Count the lines in the data below where the string "family" occurs, please, and give the number alone.

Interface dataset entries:
'''

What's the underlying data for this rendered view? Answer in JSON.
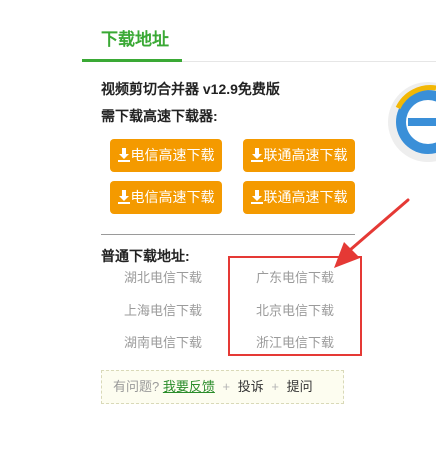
{
  "tab": {
    "title": "下载地址"
  },
  "software": {
    "name": "视频剪切合并器 v12.9免费版"
  },
  "high_speed": {
    "label": "需下载高速下载器:",
    "buttons": [
      {
        "label": "电信高速下载",
        "icon": "download-icon"
      },
      {
        "label": "联通高速下载",
        "icon": "download-icon"
      },
      {
        "label": "电信高速下载",
        "icon": "download-icon"
      },
      {
        "label": "联通高速下载",
        "icon": "download-icon"
      }
    ],
    "button_color": "#f49a00"
  },
  "normal": {
    "label": "普通下载地址:",
    "links": [
      {
        "label": "湖北电信下载"
      },
      {
        "label": "广东电信下载"
      },
      {
        "label": "上海电信下载"
      },
      {
        "label": "北京电信下载"
      },
      {
        "label": "湖南电信下载"
      },
      {
        "label": "浙江电信下载"
      }
    ]
  },
  "feedback": {
    "question": "有问题?",
    "link": "我要反馈",
    "plus": "+",
    "complaint": "投诉",
    "ask": "提问"
  },
  "colors": {
    "accent": "#3aa935",
    "highlight": "#e53935"
  }
}
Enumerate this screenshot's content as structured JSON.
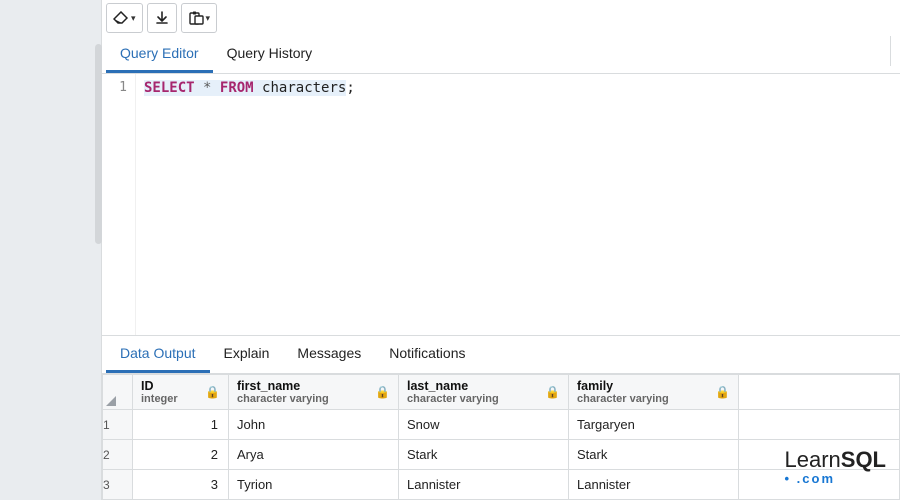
{
  "toolbar": {
    "buttons": [
      "erase",
      "download",
      "paste"
    ]
  },
  "editor_tabs": {
    "active": 0,
    "items": [
      "Query Editor",
      "Query History"
    ]
  },
  "editor": {
    "line_number": "1",
    "query_tokens": {
      "select": "SELECT",
      "star": "*",
      "from": "FROM",
      "table": "characters",
      "semicolon": ";"
    }
  },
  "output_tabs": {
    "active": 0,
    "items": [
      "Data Output",
      "Explain",
      "Messages",
      "Notifications"
    ]
  },
  "columns": [
    {
      "name": "ID",
      "type": "integer"
    },
    {
      "name": "first_name",
      "type": "character varying"
    },
    {
      "name": "last_name",
      "type": "character varying"
    },
    {
      "name": "family",
      "type": "character varying"
    }
  ],
  "rows": [
    {
      "n": "1",
      "ID": "1",
      "first_name": "John",
      "last_name": "Snow",
      "family": "Targaryen"
    },
    {
      "n": "2",
      "ID": "2",
      "first_name": "Arya",
      "last_name": "Stark",
      "family": "Stark"
    },
    {
      "n": "3",
      "ID": "3",
      "first_name": "Tyrion",
      "last_name": "Lannister",
      "family": "Lannister"
    }
  ],
  "watermark": {
    "brand_a": "Learn",
    "brand_b": "SQL",
    "sub": ".com"
  }
}
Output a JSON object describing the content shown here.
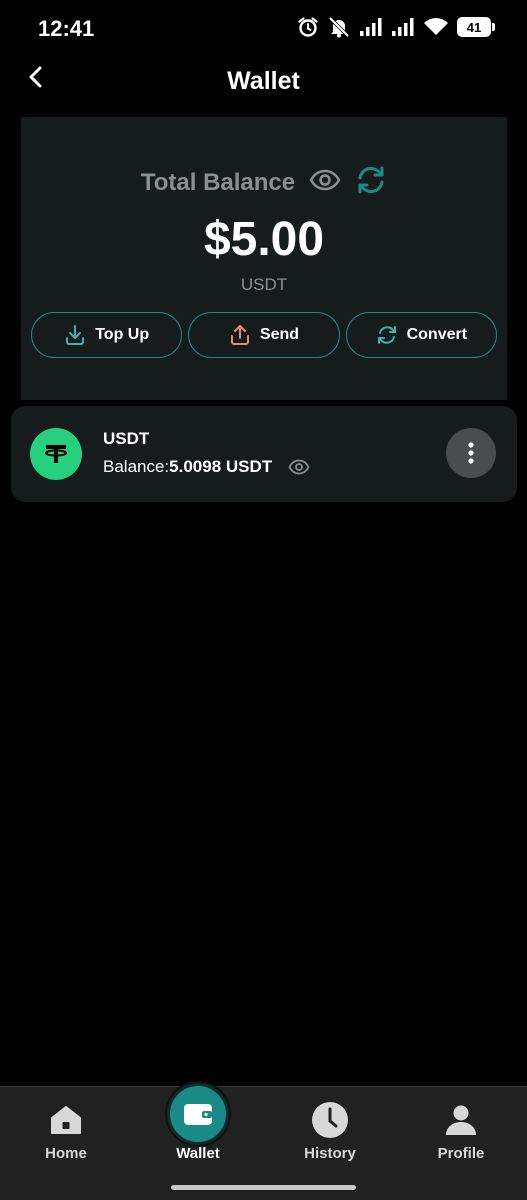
{
  "status_bar": {
    "time": "12:41",
    "battery": "41",
    "icons": [
      "alarm-icon",
      "mute-icon",
      "signal-icon",
      "signal-icon",
      "wifi-icon",
      "battery-icon"
    ]
  },
  "header": {
    "title": "Wallet",
    "back_icon": "chevron-left-icon"
  },
  "balance_card": {
    "label": "Total Balance",
    "amount": "$5.00",
    "currency": "USDT",
    "actions": [
      {
        "label": "Top Up",
        "icon": "download-icon"
      },
      {
        "label": "Send",
        "icon": "upload-icon"
      },
      {
        "label": "Convert",
        "icon": "refresh-icon"
      }
    ]
  },
  "asset": {
    "name": "USDT",
    "balance_label": "Balance:",
    "balance_value": "5.0098 USDT",
    "logo_icon": "tether-icon"
  },
  "bottom_nav": {
    "items": [
      {
        "label": "Home",
        "icon": "home-icon"
      },
      {
        "label": "Wallet",
        "icon": "wallet-icon",
        "active": true
      },
      {
        "label": "History",
        "icon": "clock-icon"
      },
      {
        "label": "Profile",
        "icon": "person-icon"
      }
    ]
  },
  "colors": {
    "background": "#000000",
    "card": "#161c1c",
    "accent": "#1e8a86",
    "tether_green": "#26d07c",
    "muted_text": "#8c8f91",
    "send_icon": "#e8897c",
    "nav_bg": "#212121"
  }
}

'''

# Task response:
4